A randomized study of autologous conditioned plasma and steroid injections in the treatment of lateral epicondylitis
International Orthopaedics. 2015;39((11)):2199-203.
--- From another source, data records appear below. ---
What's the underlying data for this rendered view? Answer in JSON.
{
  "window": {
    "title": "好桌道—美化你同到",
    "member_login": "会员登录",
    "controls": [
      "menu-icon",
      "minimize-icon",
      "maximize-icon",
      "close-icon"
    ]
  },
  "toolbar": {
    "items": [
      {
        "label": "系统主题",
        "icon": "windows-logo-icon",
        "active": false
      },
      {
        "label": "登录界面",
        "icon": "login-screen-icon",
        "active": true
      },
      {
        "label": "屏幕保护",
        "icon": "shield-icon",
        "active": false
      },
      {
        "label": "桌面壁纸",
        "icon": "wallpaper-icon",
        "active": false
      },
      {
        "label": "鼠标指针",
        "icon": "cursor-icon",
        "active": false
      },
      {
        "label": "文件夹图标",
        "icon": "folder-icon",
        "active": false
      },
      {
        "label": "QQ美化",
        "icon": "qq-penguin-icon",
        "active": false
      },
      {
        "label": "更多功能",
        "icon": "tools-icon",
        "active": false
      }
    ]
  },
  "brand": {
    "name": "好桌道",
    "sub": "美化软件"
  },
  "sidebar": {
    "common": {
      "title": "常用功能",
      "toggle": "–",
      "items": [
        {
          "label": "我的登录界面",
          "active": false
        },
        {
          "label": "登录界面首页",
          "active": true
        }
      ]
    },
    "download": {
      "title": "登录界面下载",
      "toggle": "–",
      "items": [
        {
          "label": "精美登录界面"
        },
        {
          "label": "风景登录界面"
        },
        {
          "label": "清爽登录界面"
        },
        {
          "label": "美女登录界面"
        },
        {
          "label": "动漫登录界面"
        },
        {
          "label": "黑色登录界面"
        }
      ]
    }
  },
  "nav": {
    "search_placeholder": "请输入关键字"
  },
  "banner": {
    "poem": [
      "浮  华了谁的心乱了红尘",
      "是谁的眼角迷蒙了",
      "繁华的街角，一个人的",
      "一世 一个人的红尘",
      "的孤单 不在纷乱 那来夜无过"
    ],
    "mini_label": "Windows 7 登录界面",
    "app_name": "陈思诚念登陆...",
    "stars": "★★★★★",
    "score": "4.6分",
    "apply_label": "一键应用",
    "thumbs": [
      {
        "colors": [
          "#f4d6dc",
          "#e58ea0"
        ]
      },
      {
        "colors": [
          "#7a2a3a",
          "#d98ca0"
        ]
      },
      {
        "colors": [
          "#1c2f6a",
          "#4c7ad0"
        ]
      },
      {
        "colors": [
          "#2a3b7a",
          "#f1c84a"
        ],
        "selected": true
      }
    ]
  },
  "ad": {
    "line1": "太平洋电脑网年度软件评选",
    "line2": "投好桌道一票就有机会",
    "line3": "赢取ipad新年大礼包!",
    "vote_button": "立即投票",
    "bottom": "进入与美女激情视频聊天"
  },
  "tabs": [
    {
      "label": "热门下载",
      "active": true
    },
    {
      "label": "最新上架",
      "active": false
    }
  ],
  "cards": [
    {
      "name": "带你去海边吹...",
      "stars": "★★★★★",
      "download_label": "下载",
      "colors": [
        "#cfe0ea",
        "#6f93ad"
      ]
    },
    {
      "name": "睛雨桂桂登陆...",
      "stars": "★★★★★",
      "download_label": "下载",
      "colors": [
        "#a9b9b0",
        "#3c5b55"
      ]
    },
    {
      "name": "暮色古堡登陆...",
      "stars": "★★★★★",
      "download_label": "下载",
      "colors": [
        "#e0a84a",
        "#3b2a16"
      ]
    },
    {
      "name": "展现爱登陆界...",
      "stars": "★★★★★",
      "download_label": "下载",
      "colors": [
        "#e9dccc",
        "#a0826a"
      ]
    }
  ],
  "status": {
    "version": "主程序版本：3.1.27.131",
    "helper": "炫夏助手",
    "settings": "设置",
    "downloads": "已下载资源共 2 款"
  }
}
PURPOSE Chronic tendinopathy of lateral epicondyle of the humerus, commonly known as "tennis elbow" is one of the most frequent tendinopathies caused by recurrent overload of the muscle origins. The aim of the study was to assess the effectiveness of treating lateral epicondylitis (LE) with autologous conditioned plasma (ACP) and betamethasone injections, and to compare these methods over the course of a one year follow-up. METHODS Patients were randomly placed into one of into two groups: 53 were treated with ACP, and 46 with 1 ml betamethasone injections and 2 ml of 1 % lignocaine. Both those groups were comparable in terms of initial DASH score. RESULTS After six weeks and six months, the mean DASH score was significantly better in the betamethasone group, but was better in ACP group after one year. Full recovery (patients with no symptoms) at all time points was more common in the betamethasone group. A comparison of grouped DASH scores revealed more very good and good results in the ACP group after one year. More patients had pain symptoms related to injection in the ACP group than the betamethasone group. CONCLUSIONS ACP therapy of LE allows better results to be obtained at 12 months. Betamethasone injections give more rapid improvement, but the therapeutic effect is longer lasting in the ACP group.